Exercise materials:
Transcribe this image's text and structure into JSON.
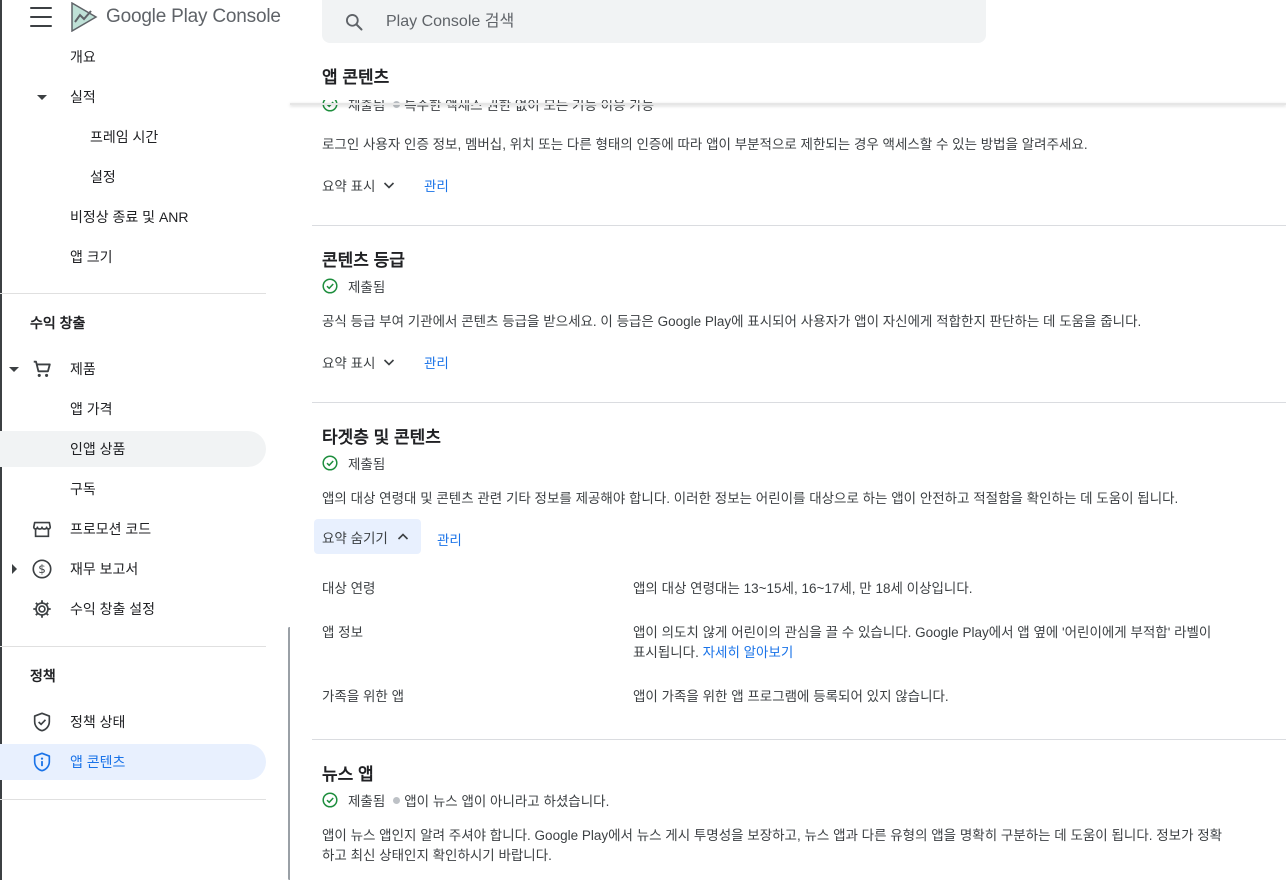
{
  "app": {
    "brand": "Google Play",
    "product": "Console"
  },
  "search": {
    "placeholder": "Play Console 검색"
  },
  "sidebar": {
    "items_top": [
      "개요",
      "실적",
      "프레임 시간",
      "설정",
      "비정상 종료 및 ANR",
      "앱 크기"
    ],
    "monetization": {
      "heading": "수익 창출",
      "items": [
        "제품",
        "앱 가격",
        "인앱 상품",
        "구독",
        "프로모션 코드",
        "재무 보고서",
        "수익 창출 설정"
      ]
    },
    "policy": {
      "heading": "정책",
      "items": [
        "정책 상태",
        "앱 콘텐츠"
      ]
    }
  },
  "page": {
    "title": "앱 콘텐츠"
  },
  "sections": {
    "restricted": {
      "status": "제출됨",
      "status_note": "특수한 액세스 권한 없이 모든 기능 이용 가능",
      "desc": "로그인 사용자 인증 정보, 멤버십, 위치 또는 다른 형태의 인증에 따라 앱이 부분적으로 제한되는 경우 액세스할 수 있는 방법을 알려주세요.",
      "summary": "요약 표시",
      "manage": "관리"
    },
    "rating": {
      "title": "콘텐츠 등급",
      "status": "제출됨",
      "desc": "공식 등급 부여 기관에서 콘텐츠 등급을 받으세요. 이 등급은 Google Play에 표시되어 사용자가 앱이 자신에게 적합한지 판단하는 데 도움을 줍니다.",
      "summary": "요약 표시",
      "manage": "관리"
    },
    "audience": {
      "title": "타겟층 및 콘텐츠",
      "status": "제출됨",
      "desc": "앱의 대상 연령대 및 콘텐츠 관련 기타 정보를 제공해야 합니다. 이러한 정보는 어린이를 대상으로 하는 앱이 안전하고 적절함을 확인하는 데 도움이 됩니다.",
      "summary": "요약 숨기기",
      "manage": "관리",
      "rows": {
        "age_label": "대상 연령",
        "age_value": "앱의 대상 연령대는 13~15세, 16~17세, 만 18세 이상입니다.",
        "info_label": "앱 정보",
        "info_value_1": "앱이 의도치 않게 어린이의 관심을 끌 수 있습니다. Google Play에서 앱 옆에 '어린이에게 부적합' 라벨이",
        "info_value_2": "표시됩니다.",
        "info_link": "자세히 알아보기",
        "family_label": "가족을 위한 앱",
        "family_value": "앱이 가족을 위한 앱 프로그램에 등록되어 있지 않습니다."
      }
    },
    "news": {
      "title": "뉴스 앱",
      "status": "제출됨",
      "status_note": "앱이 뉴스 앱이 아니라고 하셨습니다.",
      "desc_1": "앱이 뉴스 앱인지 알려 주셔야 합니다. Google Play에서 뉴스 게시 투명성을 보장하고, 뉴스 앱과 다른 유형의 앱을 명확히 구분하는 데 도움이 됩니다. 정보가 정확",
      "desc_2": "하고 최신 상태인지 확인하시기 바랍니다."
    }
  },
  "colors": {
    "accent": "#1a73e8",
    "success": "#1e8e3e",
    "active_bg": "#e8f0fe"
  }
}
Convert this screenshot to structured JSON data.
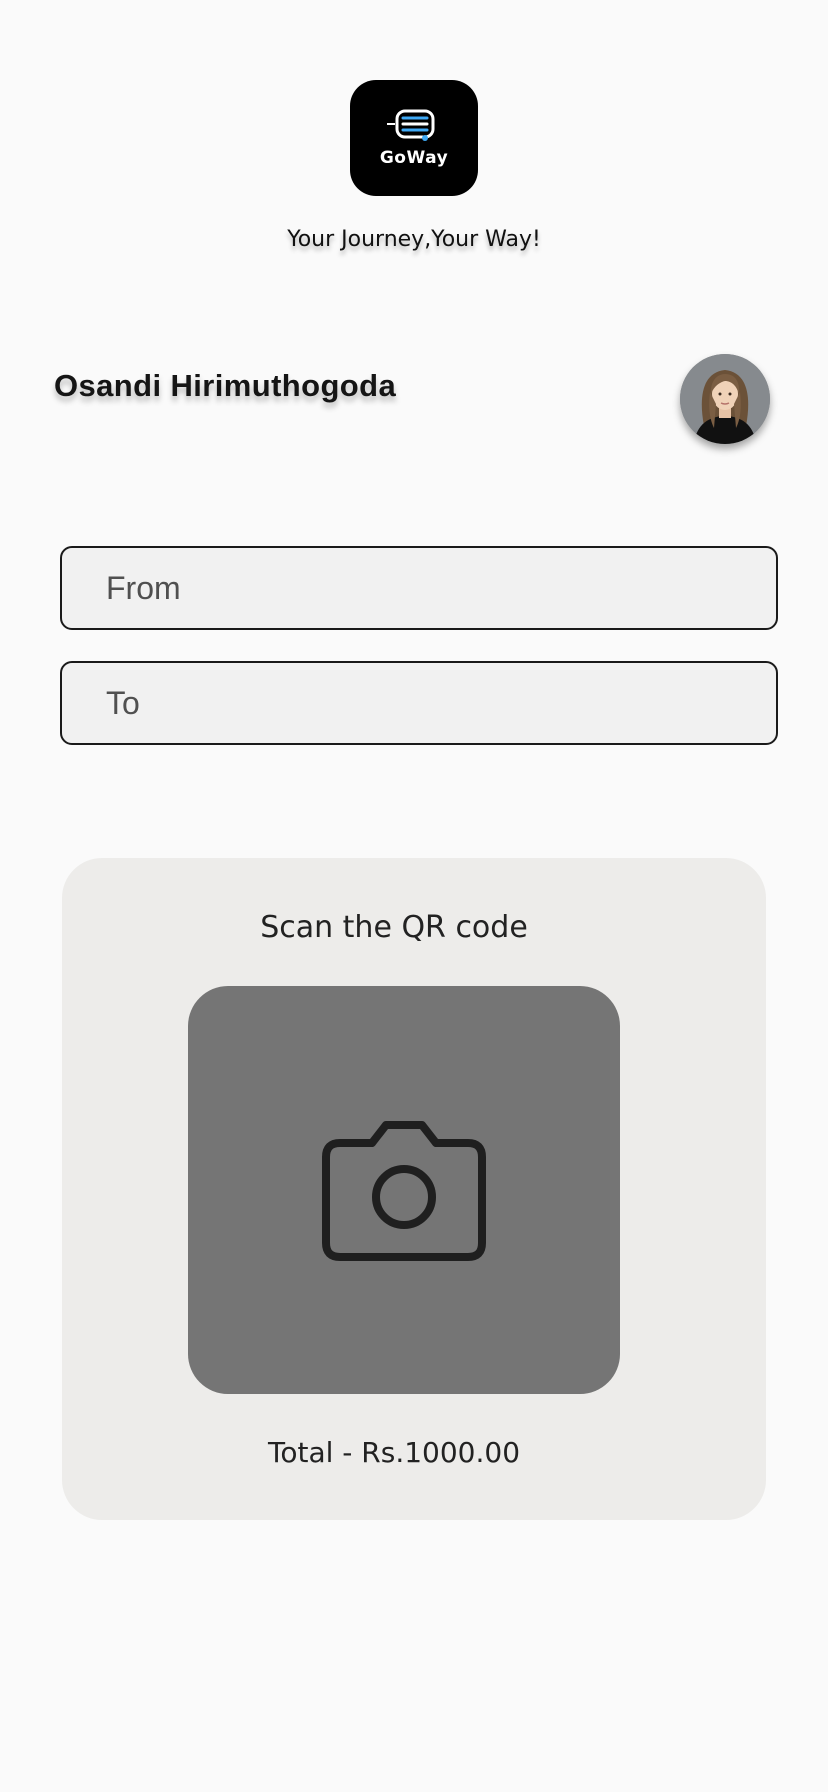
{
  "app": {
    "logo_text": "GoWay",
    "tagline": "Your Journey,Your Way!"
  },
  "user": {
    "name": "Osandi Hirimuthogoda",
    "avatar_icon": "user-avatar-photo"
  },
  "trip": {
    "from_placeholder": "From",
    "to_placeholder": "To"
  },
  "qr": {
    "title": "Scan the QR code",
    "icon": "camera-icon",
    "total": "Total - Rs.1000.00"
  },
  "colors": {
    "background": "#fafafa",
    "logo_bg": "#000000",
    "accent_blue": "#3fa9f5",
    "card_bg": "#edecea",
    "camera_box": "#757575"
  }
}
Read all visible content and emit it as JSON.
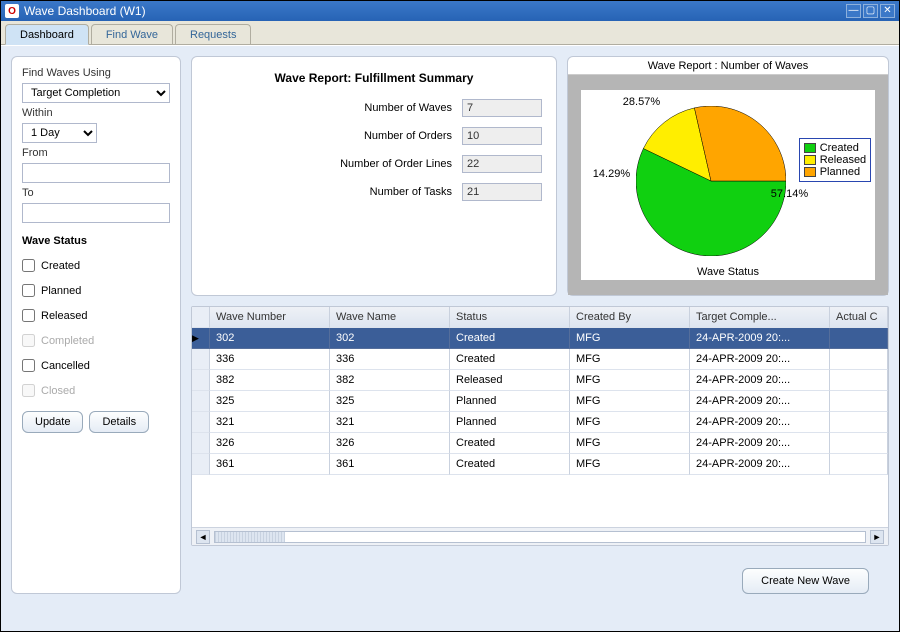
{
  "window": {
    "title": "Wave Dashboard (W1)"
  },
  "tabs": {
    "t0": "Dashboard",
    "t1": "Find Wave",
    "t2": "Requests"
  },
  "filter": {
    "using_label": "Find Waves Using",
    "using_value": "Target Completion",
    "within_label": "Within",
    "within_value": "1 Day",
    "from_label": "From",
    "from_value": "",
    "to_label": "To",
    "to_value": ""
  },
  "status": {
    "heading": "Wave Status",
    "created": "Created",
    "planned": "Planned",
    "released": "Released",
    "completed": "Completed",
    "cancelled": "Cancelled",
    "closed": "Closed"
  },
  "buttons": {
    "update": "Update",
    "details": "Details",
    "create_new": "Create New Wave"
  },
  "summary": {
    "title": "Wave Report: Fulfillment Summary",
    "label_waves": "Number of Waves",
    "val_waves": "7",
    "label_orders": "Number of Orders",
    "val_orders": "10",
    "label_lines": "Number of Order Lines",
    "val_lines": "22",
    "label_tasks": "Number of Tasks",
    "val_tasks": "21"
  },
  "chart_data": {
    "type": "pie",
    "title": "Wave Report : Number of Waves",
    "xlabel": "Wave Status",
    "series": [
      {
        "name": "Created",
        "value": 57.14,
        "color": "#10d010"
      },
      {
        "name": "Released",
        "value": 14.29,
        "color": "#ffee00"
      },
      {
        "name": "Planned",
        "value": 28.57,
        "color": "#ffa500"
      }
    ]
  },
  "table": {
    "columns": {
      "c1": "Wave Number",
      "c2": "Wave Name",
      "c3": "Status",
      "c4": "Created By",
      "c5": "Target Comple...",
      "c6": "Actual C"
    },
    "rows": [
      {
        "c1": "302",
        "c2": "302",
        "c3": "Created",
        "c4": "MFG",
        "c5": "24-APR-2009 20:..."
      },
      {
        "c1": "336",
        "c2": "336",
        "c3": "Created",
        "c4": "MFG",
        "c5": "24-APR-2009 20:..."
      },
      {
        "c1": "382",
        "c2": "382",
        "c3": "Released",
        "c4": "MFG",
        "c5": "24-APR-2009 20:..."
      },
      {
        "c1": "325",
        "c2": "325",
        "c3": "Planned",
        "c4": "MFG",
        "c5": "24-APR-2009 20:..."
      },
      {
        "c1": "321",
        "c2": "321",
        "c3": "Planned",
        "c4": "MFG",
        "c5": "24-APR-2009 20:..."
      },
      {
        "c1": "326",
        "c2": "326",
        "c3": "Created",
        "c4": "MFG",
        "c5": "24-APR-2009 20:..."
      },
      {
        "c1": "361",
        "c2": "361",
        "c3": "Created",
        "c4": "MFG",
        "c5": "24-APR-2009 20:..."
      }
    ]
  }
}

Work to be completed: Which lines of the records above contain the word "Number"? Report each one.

Answer to the exercise:
    "label_waves": "Number of Waves",
    "label_orders": "Number of Orders",
    "label_lines": "Number of Order Lines",
    "label_tasks": "Number of Tasks",
    "title": "Wave Report : Number of Waves",
      "c1": "Wave Number",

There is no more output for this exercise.